[Exercise] Every line of the entries below that mentions "JSON" is to be copied out.

Source records
◇ ◇ ◇

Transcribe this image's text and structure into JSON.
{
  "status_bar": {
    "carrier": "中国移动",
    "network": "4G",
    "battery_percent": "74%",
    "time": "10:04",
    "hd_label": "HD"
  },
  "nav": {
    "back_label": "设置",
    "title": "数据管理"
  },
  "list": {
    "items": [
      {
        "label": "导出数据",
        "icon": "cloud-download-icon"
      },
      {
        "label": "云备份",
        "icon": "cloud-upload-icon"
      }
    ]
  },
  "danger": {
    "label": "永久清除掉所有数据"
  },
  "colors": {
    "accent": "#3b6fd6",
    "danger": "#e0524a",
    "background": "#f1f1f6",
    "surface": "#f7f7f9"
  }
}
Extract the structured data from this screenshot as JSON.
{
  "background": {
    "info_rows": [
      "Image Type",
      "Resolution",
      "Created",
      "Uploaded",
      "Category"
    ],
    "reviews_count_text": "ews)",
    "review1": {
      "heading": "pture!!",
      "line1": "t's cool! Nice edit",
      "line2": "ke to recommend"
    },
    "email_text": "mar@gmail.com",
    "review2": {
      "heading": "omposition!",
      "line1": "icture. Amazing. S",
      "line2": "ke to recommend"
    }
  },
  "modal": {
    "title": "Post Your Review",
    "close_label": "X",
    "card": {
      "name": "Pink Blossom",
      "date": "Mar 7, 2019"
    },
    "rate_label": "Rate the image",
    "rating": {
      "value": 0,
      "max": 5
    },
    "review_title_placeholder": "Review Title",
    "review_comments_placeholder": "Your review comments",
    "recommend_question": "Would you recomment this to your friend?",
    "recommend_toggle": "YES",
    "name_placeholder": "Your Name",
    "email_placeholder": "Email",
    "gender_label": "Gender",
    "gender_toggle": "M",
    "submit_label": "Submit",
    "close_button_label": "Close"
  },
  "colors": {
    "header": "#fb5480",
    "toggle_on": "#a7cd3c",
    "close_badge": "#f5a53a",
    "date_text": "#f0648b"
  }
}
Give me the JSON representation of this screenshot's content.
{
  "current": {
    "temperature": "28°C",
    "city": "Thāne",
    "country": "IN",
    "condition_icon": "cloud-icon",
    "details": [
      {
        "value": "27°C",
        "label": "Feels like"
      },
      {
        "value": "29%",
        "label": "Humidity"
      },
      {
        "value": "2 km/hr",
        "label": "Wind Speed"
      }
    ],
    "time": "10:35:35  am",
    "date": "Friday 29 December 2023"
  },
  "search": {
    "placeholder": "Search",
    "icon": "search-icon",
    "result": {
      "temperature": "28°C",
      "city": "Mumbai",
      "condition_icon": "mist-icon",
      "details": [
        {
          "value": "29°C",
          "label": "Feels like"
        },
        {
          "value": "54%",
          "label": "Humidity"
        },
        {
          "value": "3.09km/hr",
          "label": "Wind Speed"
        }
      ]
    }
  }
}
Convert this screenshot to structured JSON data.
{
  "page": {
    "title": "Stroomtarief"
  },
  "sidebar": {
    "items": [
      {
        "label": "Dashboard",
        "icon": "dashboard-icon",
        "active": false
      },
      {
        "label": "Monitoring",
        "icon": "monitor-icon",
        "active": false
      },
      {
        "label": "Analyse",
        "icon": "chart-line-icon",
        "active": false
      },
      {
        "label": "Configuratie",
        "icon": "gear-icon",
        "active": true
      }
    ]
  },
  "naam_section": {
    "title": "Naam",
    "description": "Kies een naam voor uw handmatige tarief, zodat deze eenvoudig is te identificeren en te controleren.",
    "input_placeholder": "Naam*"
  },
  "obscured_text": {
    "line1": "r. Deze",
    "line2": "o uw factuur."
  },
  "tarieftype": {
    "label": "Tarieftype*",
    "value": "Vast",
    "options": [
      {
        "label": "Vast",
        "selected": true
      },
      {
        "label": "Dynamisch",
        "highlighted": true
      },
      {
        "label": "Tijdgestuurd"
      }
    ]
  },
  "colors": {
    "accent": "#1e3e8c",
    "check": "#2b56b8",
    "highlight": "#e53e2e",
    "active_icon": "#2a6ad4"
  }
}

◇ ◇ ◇

[Exercise answer]
Transcribe this image's text and structure into JSON.
Extract the structured data from this screenshot as JSON.
Give me the JSON representation of this screenshot's content.
Convert this screenshot to structured JSON data.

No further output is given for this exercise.